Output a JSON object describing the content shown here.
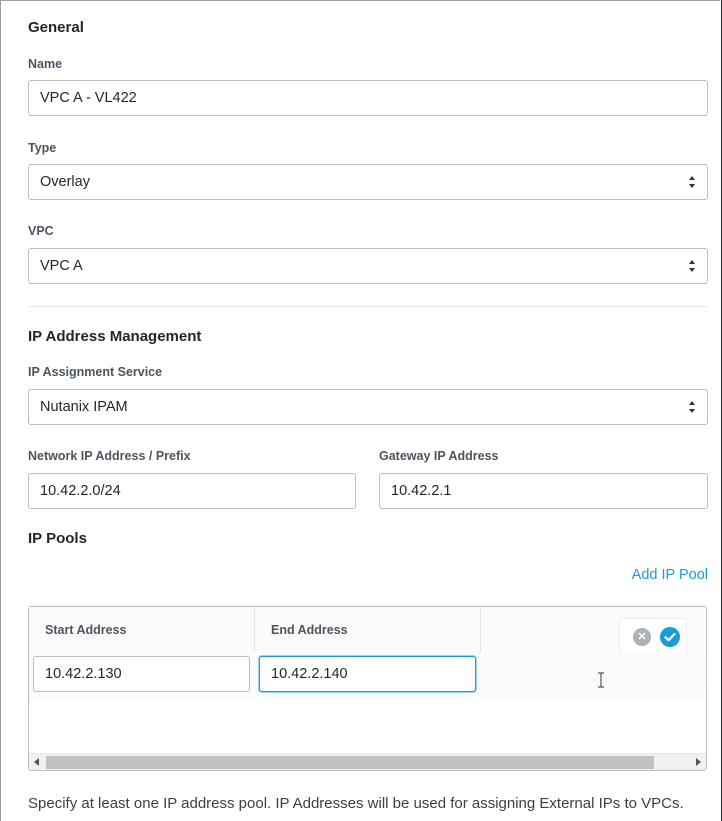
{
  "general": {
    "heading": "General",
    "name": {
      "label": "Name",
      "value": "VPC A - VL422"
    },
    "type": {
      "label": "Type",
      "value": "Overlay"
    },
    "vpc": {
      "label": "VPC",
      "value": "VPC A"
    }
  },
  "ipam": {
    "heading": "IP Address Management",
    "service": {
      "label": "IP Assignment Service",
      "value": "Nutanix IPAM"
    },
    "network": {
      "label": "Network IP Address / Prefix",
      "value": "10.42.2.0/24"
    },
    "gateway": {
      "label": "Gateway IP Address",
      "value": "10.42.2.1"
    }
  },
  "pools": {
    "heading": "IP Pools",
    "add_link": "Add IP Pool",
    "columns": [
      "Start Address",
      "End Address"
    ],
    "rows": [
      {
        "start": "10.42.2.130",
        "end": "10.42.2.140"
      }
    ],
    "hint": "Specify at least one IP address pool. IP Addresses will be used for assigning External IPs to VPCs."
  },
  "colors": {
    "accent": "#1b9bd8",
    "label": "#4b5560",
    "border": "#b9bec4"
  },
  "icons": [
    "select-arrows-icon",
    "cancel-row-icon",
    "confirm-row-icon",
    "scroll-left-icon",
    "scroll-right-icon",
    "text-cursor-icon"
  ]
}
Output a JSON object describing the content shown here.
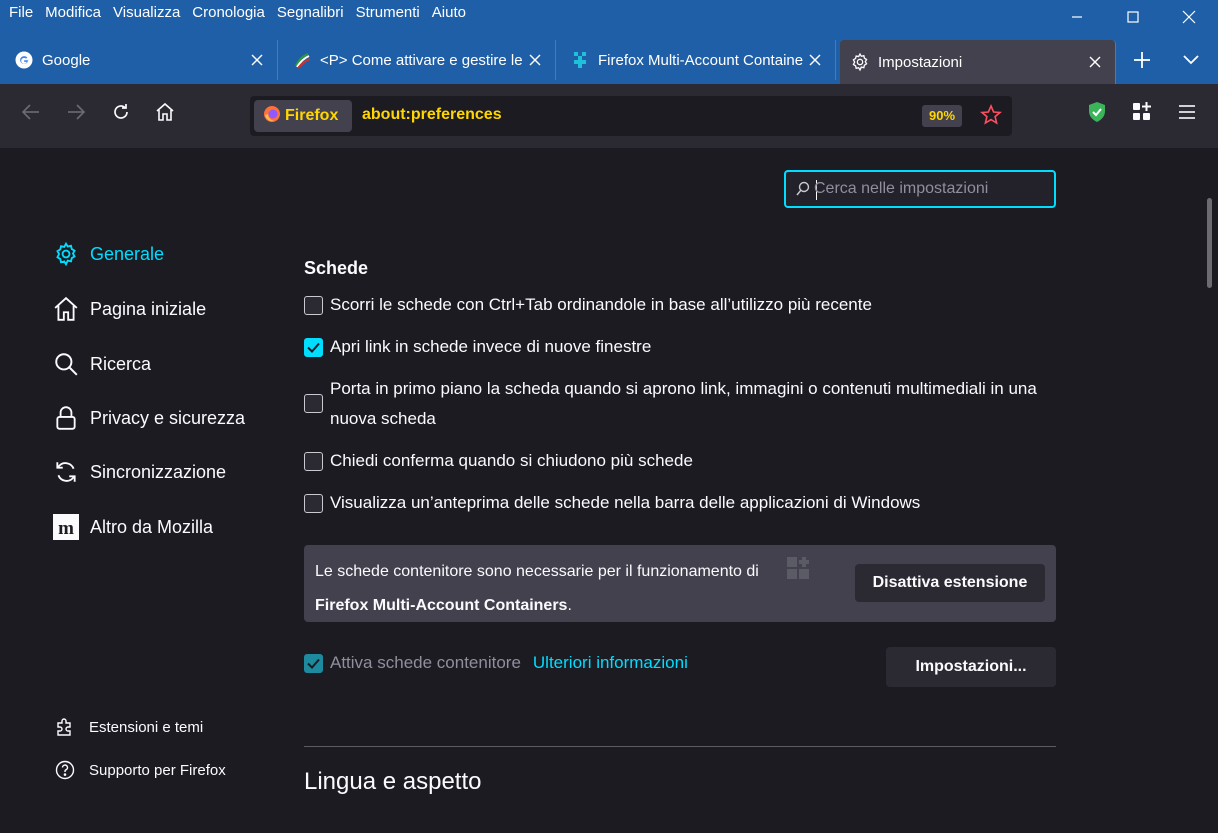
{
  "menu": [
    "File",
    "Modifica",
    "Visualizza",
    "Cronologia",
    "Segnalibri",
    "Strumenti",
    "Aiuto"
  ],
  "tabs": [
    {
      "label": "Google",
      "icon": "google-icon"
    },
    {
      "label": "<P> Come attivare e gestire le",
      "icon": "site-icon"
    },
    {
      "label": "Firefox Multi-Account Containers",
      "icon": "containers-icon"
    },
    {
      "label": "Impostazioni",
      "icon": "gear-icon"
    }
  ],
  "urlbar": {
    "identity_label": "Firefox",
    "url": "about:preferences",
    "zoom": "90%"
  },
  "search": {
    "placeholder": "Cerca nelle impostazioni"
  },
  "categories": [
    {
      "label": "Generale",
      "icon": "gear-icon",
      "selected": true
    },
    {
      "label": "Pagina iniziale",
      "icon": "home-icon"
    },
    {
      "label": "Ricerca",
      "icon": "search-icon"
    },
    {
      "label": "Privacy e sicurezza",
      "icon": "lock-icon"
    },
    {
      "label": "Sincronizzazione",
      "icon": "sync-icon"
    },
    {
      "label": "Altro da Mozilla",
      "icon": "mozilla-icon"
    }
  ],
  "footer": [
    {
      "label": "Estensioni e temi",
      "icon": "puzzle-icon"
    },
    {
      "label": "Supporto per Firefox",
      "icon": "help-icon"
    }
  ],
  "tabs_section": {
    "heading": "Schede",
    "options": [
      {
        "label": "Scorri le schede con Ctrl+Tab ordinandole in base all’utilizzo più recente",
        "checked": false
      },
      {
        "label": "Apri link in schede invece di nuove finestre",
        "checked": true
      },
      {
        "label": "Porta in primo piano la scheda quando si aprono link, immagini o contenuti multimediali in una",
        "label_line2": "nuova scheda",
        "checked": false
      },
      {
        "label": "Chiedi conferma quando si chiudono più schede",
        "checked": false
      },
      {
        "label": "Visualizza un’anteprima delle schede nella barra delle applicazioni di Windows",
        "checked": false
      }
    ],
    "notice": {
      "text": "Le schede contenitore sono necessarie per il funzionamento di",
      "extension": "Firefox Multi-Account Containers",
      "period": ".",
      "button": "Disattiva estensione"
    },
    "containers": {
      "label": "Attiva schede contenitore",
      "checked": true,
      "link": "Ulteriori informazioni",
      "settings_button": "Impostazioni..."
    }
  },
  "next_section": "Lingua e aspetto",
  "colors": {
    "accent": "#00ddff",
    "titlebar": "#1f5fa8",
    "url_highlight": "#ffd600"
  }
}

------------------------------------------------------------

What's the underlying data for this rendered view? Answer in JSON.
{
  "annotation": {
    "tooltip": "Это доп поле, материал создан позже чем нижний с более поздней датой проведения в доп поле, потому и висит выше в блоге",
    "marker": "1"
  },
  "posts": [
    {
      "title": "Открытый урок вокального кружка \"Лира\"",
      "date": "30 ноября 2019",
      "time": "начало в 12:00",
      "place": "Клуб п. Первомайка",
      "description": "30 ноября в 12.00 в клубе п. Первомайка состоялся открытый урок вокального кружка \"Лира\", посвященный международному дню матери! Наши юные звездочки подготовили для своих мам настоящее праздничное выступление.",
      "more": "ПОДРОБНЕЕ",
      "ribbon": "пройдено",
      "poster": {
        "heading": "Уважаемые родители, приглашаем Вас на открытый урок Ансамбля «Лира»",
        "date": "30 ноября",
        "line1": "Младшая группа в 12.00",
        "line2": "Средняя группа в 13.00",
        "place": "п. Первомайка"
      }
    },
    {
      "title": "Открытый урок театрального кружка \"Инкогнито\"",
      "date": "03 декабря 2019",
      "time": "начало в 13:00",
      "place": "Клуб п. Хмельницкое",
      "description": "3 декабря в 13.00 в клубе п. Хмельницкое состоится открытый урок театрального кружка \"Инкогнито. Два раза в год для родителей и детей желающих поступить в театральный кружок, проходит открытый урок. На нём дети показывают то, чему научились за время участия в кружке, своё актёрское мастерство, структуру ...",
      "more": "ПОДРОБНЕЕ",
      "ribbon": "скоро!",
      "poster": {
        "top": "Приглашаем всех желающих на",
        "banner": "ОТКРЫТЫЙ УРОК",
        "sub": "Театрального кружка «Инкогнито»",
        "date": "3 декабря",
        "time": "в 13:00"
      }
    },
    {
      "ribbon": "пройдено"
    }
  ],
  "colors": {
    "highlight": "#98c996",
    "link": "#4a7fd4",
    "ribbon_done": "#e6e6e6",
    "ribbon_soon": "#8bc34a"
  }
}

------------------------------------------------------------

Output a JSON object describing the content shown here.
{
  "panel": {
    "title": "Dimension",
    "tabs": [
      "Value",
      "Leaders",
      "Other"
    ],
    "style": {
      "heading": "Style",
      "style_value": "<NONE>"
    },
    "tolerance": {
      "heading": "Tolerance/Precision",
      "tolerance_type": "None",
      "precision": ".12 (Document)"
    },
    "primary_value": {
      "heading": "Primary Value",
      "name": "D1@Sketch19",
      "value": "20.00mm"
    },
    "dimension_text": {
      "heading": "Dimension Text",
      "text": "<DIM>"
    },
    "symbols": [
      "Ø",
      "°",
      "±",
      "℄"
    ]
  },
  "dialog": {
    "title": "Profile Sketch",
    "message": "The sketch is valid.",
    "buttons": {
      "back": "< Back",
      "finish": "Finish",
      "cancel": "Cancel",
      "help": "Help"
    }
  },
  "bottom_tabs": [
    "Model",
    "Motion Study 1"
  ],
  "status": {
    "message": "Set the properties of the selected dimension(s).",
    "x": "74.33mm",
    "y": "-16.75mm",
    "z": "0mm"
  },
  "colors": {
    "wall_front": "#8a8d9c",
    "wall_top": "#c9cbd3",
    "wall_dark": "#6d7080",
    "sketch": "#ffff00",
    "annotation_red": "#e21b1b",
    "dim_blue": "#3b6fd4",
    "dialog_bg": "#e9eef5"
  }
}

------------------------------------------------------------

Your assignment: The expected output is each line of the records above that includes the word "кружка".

Reply:
      "title": "Открытый урок вокального кружка \"Лира\"",
      "description": "30 ноября в 12.00 в клубе п. Первомайка состоялся открытый урок вокального кружка \"Лира\", посвященный международному дню матери! Наши юные звездочки подготовили для своих мам настоящее праздничное выступление.",
      "title": "Открытый урок театрального кружка \"Инкогнито\"",
      "description": "3 декабря в 13.00 в клубе п. Хмельницкое состоится открытый урок театрального кружка \"Инкогнито. Два раза в год для родителей и детей желающих поступить в театральный кружок, проходит открытый урок. На нём дети показывают то, чему научились за время участия в кружке, своё актёрское мастерство, структуру ...",
        "sub": "Театрального кружка «Инкогнито»",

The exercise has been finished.